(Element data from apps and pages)
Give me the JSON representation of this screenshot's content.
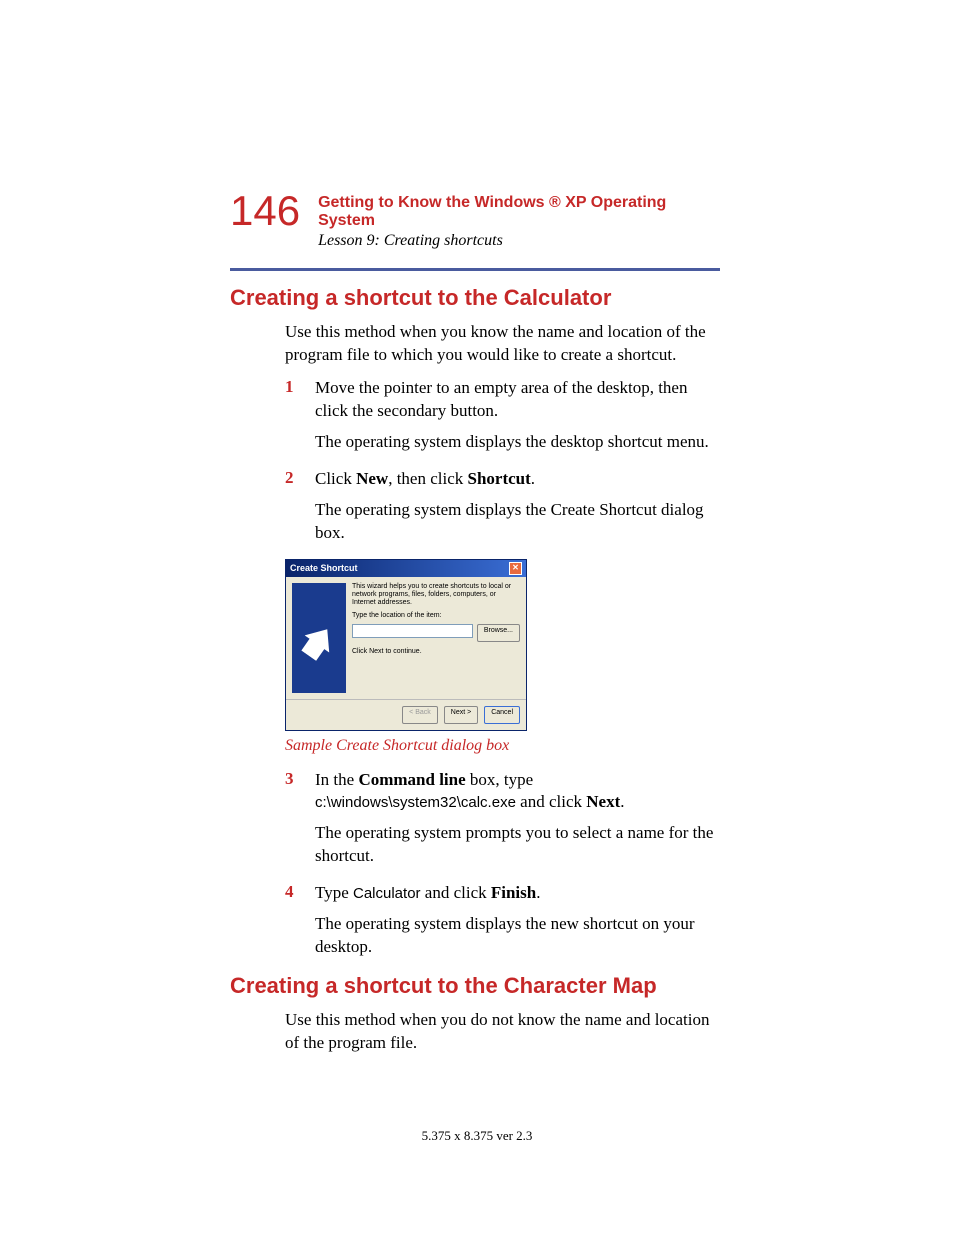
{
  "header": {
    "page_number": "146",
    "chapter": "Getting to Know the Windows ® XP Operating System",
    "lesson": "Lesson 9: Creating shortcuts"
  },
  "section1": {
    "heading": "Creating a shortcut to the Calculator",
    "intro": "Use this method when you know the name and location of the program file to which you would like to create a shortcut.",
    "steps": {
      "s1": {
        "num": "1",
        "text": "Move the pointer to an empty area of the desktop, then click the secondary button.",
        "result": "The operating system displays the desktop shortcut menu."
      },
      "s2": {
        "num": "2",
        "prefix": "Click ",
        "b1": "New",
        "mid": ", then click ",
        "b2": "Shortcut",
        "suffix": ".",
        "result": "The operating system displays the Create Shortcut dialog box."
      },
      "s3": {
        "num": "3",
        "prefix": "In the ",
        "b1": "Command line",
        "mid": " box, type ",
        "mono": "c:\\windows\\system32\\calc.exe",
        "mid2": " and click ",
        "b2": "Next",
        "suffix": ".",
        "result": "The operating system prompts you to select a name for the shortcut."
      },
      "s4": {
        "num": "4",
        "prefix": "Type ",
        "mono": "Calculator",
        "mid": " and click ",
        "b1": "Finish",
        "suffix": ".",
        "result": "The operating system displays the new shortcut on your desktop."
      }
    },
    "caption": "Sample Create Shortcut dialog box"
  },
  "dialog": {
    "title": "Create Shortcut",
    "desc": "This wizard helps you to create shortcuts to local or network programs, files, folders, computers, or Internet addresses.",
    "label": "Type the location of the item:",
    "browse": "Browse...",
    "hint": "Click Next to continue.",
    "back": "< Back",
    "next": "Next >",
    "cancel": "Cancel"
  },
  "section2": {
    "heading": "Creating a shortcut to the Character Map",
    "intro": "Use this method when you do not know the name and location of the program file."
  },
  "footer": "5.375 x 8.375 ver 2.3"
}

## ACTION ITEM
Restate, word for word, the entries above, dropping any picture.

## TASK RESPONSE
Give me the JSON representation of this screenshot's content.
{
  "header": {
    "page_number": "146",
    "chapter": "Getting to Know the Windows ® XP Operating System",
    "lesson": "Lesson 9: Creating shortcuts"
  },
  "section1": {
    "heading": "Creating a shortcut to the Calculator",
    "intro": "Use this method when you know the name and location of the program file to which you would like to create a shortcut.",
    "steps": {
      "s1": {
        "num": "1",
        "text": "Move the pointer to an empty area of the desktop, then click the secondary button.",
        "result": "The operating system displays the desktop shortcut menu."
      },
      "s2": {
        "num": "2",
        "prefix": "Click ",
        "b1": "New",
        "mid": ", then click ",
        "b2": "Shortcut",
        "suffix": ".",
        "result": "The operating system displays the Create Shortcut dialog box."
      },
      "s3": {
        "num": "3",
        "prefix": "In the ",
        "b1": "Command line",
        "mid": " box, type ",
        "mono": "c:\\windows\\system32\\calc.exe",
        "mid2": " and click ",
        "b2": "Next",
        "suffix": ".",
        "result": "The operating system prompts you to select a name for the shortcut."
      },
      "s4": {
        "num": "4",
        "prefix": "Type ",
        "mono": "Calculator",
        "mid": " and click ",
        "b1": "Finish",
        "suffix": ".",
        "result": "The operating system displays the new shortcut on your desktop."
      }
    },
    "caption": "Sample Create Shortcut dialog box"
  },
  "dialog": {
    "title": "Create Shortcut",
    "desc": "This wizard helps you to create shortcuts to local or network programs, files, folders, computers, or Internet addresses.",
    "label": "Type the location of the item:",
    "browse": "Browse...",
    "hint": "Click Next to continue.",
    "back": "< Back",
    "next": "Next >",
    "cancel": "Cancel"
  },
  "section2": {
    "heading": "Creating a shortcut to the Character Map",
    "intro": "Use this method when you do not know the name and location of the program file."
  },
  "footer": "5.375 x 8.375 ver 2.3"
}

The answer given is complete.